The divorce couldn't immediately be granted in the aftermath of the Brexit result because the EU referendum wasn't formally recognised in European law. In other words, it isn't legally binding. It's almost as if, following a particularly aggressive marital shouting match, the United Kingdom screamed at the European Union: "It's over, I'm leaving you... and what's more, you're ugly!" Harsh words, but perhaps not enough to immediately sever all ties and surrender the keys to the apartment.
Breaking the marriage vows
The good news is that the Treaty on the European Union (TEU) describes the procedure to follow in the case of such a divorce. These details are found within the now notorious Article 50.
First and foremost, the divorce proceedings must be formally activated. The United Kingdom must notify the European Union of its wish to part ways as well as the conditions by which they intend to do so. Thus, over the past week, European government leaders have urged the British government to make the decision.
But before both sets of lawyers can start negotiating who'll get the car, the dog, the house and the family jewellery, both parties must fully understand what the other demands, and the sort of relationship they're looking for following the separation. Great Britain must "break up" with the European Union before the tribunal can commence – and not just with a half-arsed text message.
Angela Merkel clarified at the press conference at the summit that there will be no negotiation, "neither formal, nor informal," until Article 50 has been invoked. The 27 member states are refusing to comply with the wishes of their sulking partner, who hopes to start splitting up the CD collection before even filing for divorce. The word '"steadfast" perfectly describes the EU's uncompromising attitude to its new relationship with Britain. There will be no budging. Xavier Bettel, Prime Minister of Luxembourg, has reinforced this view by stating that this isn't like setting your Facebook status to "it's complicated". In this case, you're either married, or you're not.
Forced to resign, David Cameron was quick to announce that he will be leaving the difficult task of officially withdrawing from the European Union to his successor, confirmed today to be the former Home Secretary, Theresa May.
It remains to be seen when May will decide to notify the European Council of the United Kingdom's exit strategy. Political pressure is mounting, calling for a decision to be made as soon as possible.
The negotiating period lasts a maximum of two years and can only be extended if all 27 member states are in agreement. Presently there are no guidelines to follow in the event that a request is made to extend the negotiating period, but it is clear that those involved will have a colossal amount of work. The German Chancellor has stated that "the 27 member states expect the UK to let us know what expectations they have of the EU and whether these are consistent with our own expectations and interests."
Even after 43 years of marriage, not everything is fair game
The 28th of June was a day of emotional farewells for Cameron, as he waved goodbye to his European colleagues at his last ever summit meeting. The next one isn't planned until at least September.
This is part of the reason why the next day's headlines were, for the most part reporting on a non-event: "The prime minister of the United Kingdom has informed the European Council of the result of his country's referendum." Hardly a major story when you put it like that.

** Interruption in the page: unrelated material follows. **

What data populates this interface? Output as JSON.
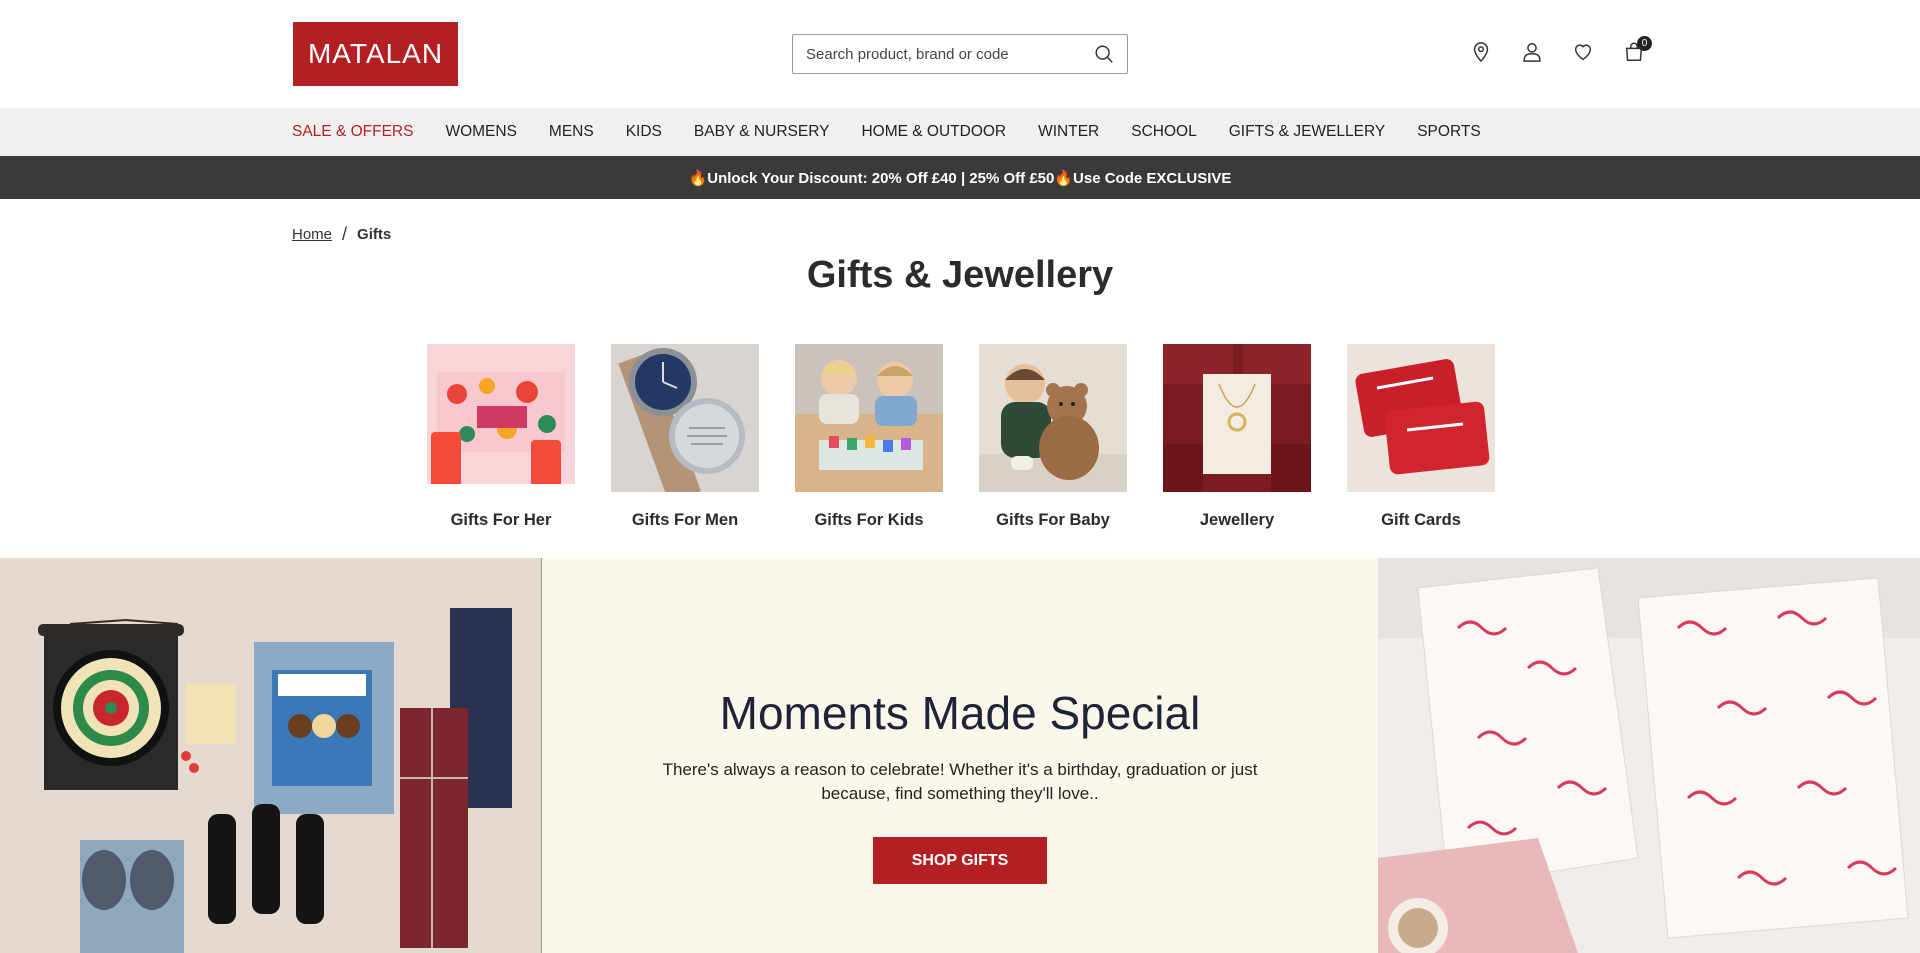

However, his ministers and his successor will have to continue to work hard during renegotiations, taking the advice of the European Council who, together with the European Parliament, constitute the EU's legislative power.
Indeed, the treaties state that before and during the negotiation period, which could last at least two years, the United Kingdom will maintain the same rights and responsibilities within the EU it always had until the terms of the separation are negotiated and enacted. In fact, in the coming years, the UK will effectively remain a member of the EU and participate in the decision-making process. Both sides of the couple will have to keep living in the same flat until the contract has been signed.

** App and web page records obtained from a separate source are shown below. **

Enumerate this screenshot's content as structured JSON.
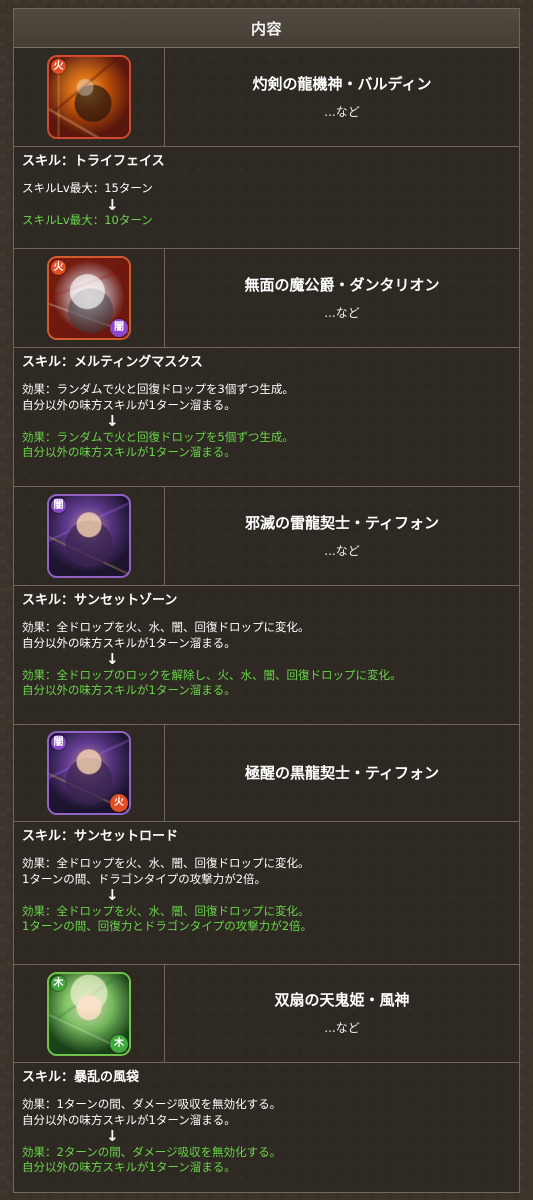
{
  "header": {
    "title": "内容"
  },
  "items": [
    {
      "name": "灼剣の龍機神・バルディン",
      "note": "...など",
      "skill": "スキル：トライフェイス",
      "before": [
        "スキルLv最大：15ターン"
      ],
      "arrow": "↓",
      "after": [
        "スキルLv最大：10ターン"
      ],
      "icon": {
        "main_attr": "火",
        "sub_attr": ""
      }
    },
    {
      "name": "無面の魔公爵・ダンタリオン",
      "note": "...など",
      "skill": "スキル：メルティングマスクス",
      "before": [
        "効果：ランダムで火と回復ドロップを3個ずつ生成。",
        "自分以外の味方スキルが1ターン溜まる。"
      ],
      "arrow": "↓",
      "after": [
        "効果：ランダムで火と回復ドロップを5個ずつ生成。",
        "自分以外の味方スキルが1ターン溜まる。"
      ],
      "icon": {
        "main_attr": "火",
        "sub_attr": "闇"
      }
    },
    {
      "name": "邪滅の雷龍契士・ティフォン",
      "note": "...など",
      "skill": "スキル：サンセットゾーン",
      "before": [
        "効果：全ドロップを火、水、闇、回復ドロップに変化。",
        "自分以外の味方スキルが1ターン溜まる。"
      ],
      "arrow": "↓",
      "after": [
        "効果：全ドロップのロックを解除し、火、水、闇、回復ドロップに変化。",
        "自分以外の味方スキルが1ターン溜まる。"
      ],
      "icon": {
        "main_attr": "闇",
        "sub_attr": ""
      }
    },
    {
      "name": "極醒の黒龍契士・ティフォン",
      "note": "",
      "skill": "スキル：サンセットロード",
      "before": [
        "効果：全ドロップを火、水、闇、回復ドロップに変化。",
        "1ターンの間、ドラゴンタイプの攻撃力が2倍。"
      ],
      "arrow": "↓",
      "after": [
        "効果：全ドロップを火、水、闇、回復ドロップに変化。",
        "1ターンの間、回復力とドラゴンタイプの攻撃力が2倍。"
      ],
      "icon": {
        "main_attr": "闇",
        "sub_attr": "火"
      }
    },
    {
      "name": "双扇の天鬼姫・風神",
      "note": "...など",
      "skill": "スキル：暴乱の風袋",
      "before": [
        "効果：1ターンの間、ダメージ吸収を無効化する。",
        "自分以外の味方スキルが1ターン溜まる。"
      ],
      "arrow": "↓",
      "after": [
        "効果：2ターンの間、ダメージ吸収を無効化する。",
        "自分以外の味方スキルが1ターン溜まる。"
      ],
      "icon": {
        "main_attr": "木",
        "sub_attr": "木"
      }
    }
  ]
}
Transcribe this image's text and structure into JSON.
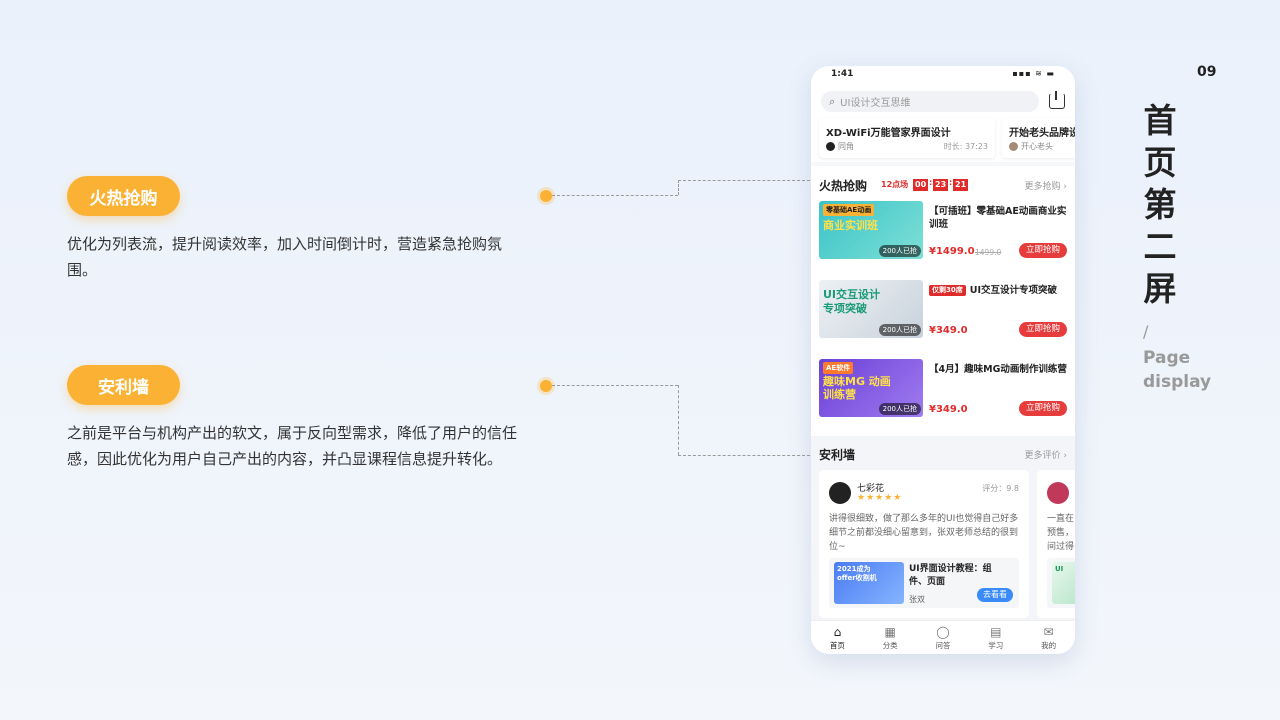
{
  "page_number": "09",
  "title_chars": [
    "首",
    "页",
    "第",
    "二",
    "屏"
  ],
  "subtitle_slash": "/",
  "subtitle_en": [
    "Page",
    "display"
  ],
  "annotations": [
    {
      "label": "火热抢购",
      "desc": "优化为列表流，提升阅读效率，加入时间倒计时，营造紧急抢购氛围。"
    },
    {
      "label": "安利墙",
      "desc": "之前是平台与机构产出的软文，属于反向型需求，降低了用户的信任感，因此优化为用户自己产出的内容，并凸显课程信息提升转化。"
    }
  ],
  "phone": {
    "status_time": "1:41",
    "status_icons": "▪▪▪ ≋ ▬",
    "search_placeholder": "UI设计交互思维",
    "search_icon": "search-icon",
    "download_icon": "download-icon",
    "course_strip": [
      {
        "title": "XD-WiFi万能管家界面设计",
        "author": "同角",
        "duration": "时长: 37:23"
      },
      {
        "title": "开始老头品牌设",
        "author": "开心老头",
        "duration": ""
      }
    ],
    "hot": {
      "title": "火热抢购",
      "session": "12点场",
      "countdown": [
        "00",
        "23",
        "21"
      ],
      "more": "更多抢购 ›",
      "items": [
        {
          "thumb_tag": "零基础AE动画",
          "thumb_big": "商业实训班",
          "sold": "200人已抢",
          "badge": "",
          "title": "【可插班】零基础AE动画商业实训班",
          "price": "¥1499.0",
          "orig": "1499.0",
          "button": "立即抢购",
          "colors": [
            "#3bc3c8",
            "#7ee0d6"
          ]
        },
        {
          "thumb_tag": "",
          "thumb_big": "UI交互设计 专项突破",
          "sold": "200人已抢",
          "badge": "仅剩30席",
          "title": "UI交互设计专项突破",
          "price": "¥349.0",
          "orig": "",
          "button": "立即抢购",
          "colors": [
            "#e9edf1",
            "#c8d2dc"
          ]
        },
        {
          "thumb_tag": "AE软件",
          "thumb_big": "趣味MG 动画训练营",
          "sold": "200人已抢",
          "badge": "",
          "title": "【4月】趣味MG动画制作训练营",
          "price": "¥349.0",
          "orig": "",
          "button": "立即抢购",
          "colors": [
            "#6b3fd6",
            "#9f7cf0"
          ]
        }
      ]
    },
    "anli": {
      "title": "安利墙",
      "more": "更多评价 ›",
      "reviews": [
        {
          "name": "七彩花",
          "stars": "★★★★★",
          "score": "评分：9.8",
          "text": "讲得很细致，做了那么多年的UI也觉得自己好多细节之前都没细心留意到，张双老师总结的很到位~",
          "course_thumb": "2021成为 offer收割机",
          "course_title": "UI界面设计教程：组件、页面",
          "teacher": "张双",
          "button": "去看看"
        },
        {
          "name": "",
          "stars": "",
          "score": "",
          "text": "一直在预售，间过得",
          "course_thumb": "UI",
          "course_title": "",
          "teacher": "",
          "button": ""
        }
      ]
    },
    "tabs": [
      {
        "label": "首页",
        "icon": "home-icon",
        "glyph": "⌂"
      },
      {
        "label": "分类",
        "icon": "grid-icon",
        "glyph": "▦"
      },
      {
        "label": "问答",
        "icon": "chat-icon",
        "glyph": "◯"
      },
      {
        "label": "学习",
        "icon": "book-icon",
        "glyph": "▤"
      },
      {
        "label": "我的",
        "icon": "user-icon",
        "glyph": "✉"
      }
    ]
  }
}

The negotiations are laid out in Article 218 of the Treaty of Rome. This is the article that the Union uses when it negotiates agreements with third party countries, (those that aren't member states).

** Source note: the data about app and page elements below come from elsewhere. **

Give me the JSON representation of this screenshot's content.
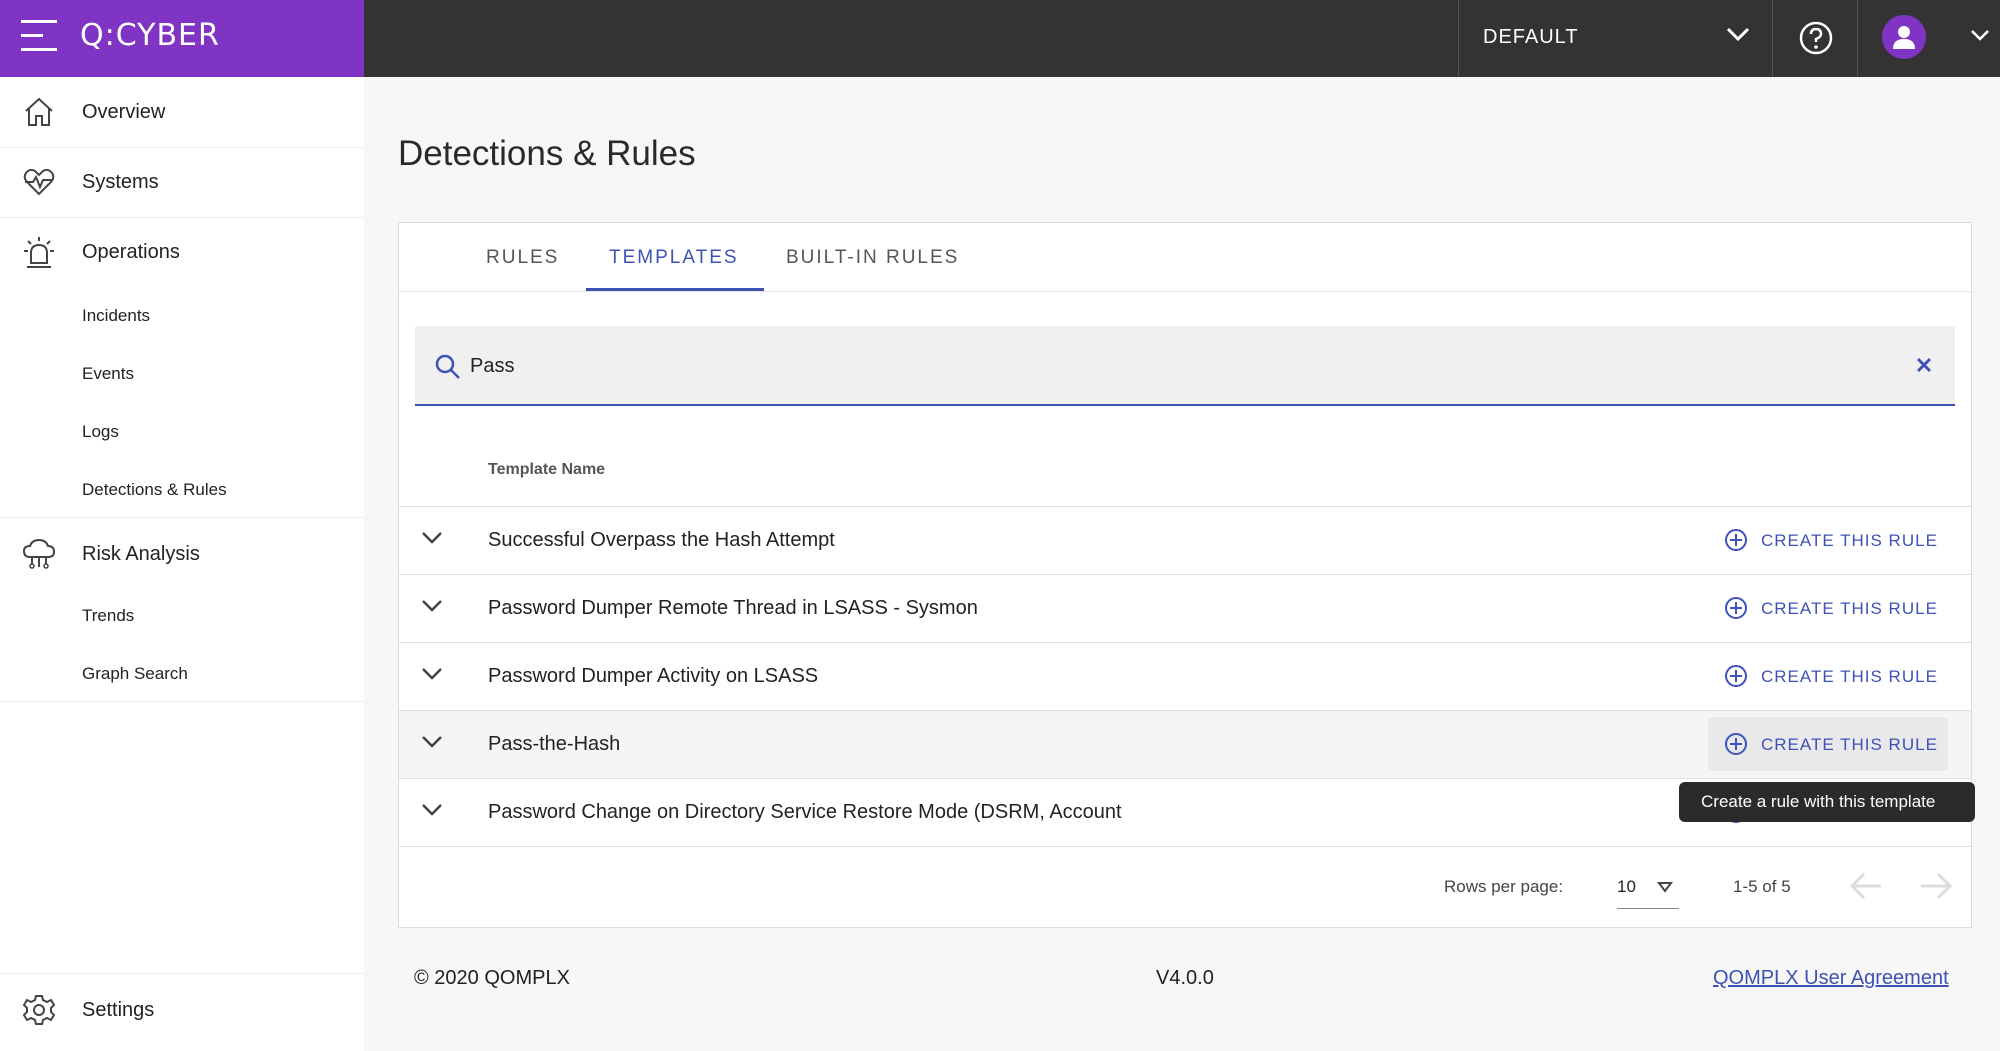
{
  "header": {
    "logo": "Q:CYBER",
    "tenant": "DEFAULT"
  },
  "sidebar": {
    "overview": "Overview",
    "systems": "Systems",
    "operations": "Operations",
    "operations_items": [
      "Incidents",
      "Events",
      "Logs",
      "Detections & Rules"
    ],
    "risk_analysis": "Risk Analysis",
    "risk_items": [
      "Trends",
      "Graph Search"
    ],
    "settings": "Settings"
  },
  "page": {
    "title": "Detections & Rules"
  },
  "tabs": [
    "RULES",
    "TEMPLATES",
    "BUILT-IN RULES"
  ],
  "active_tab": "TEMPLATES",
  "search": {
    "value": "Pass"
  },
  "table": {
    "column": "Template Name",
    "action_label": "CREATE THIS RULE",
    "rows": [
      "Successful Overpass the Hash Attempt",
      "Password Dumper Remote Thread in LSASS - Sysmon",
      "Password Dumper Activity on LSASS",
      "Pass-the-Hash",
      "Password Change on Directory Service Restore Mode (DSRM, Account"
    ]
  },
  "pagination": {
    "rows_per_page_label": "Rows per page:",
    "rows_per_page": "10",
    "range": "1-5 of 5"
  },
  "tooltip": "Create a rule with this template",
  "footer": {
    "copyright": "© 2020 QOMPLX",
    "version": "V4.0.0",
    "agreement": "QOMPLX User Agreement"
  },
  "colors": {
    "brand": "#8034c4",
    "accent": "#3f51b5",
    "topbar": "#333333"
  }
}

The Union is, therefore refusing to grant the UK any special privilege and will instead treat them just like everyone else. As François Hollande explained: "The UK won't be able to get anything outside of the Union that it didn't have inside of it. If they want the benefits of free movement of goods, capital and services, they must also accept the free movement of people." Being married for 43 years doesn't give you the right to break all the rules.
Better think twice...
What would happen in the event that the UK decides to rejoin the EU in a few years time? They'd have to join the queue, just like everyone else, while following the procedures set out in Article 49 of the TUE, the article that candidate countries such as Turkey are all too familiar with. It would be necessary to regain the trust and affection of old Europe. No mean feat.
This article was published by our local team at cafébabel Brussels.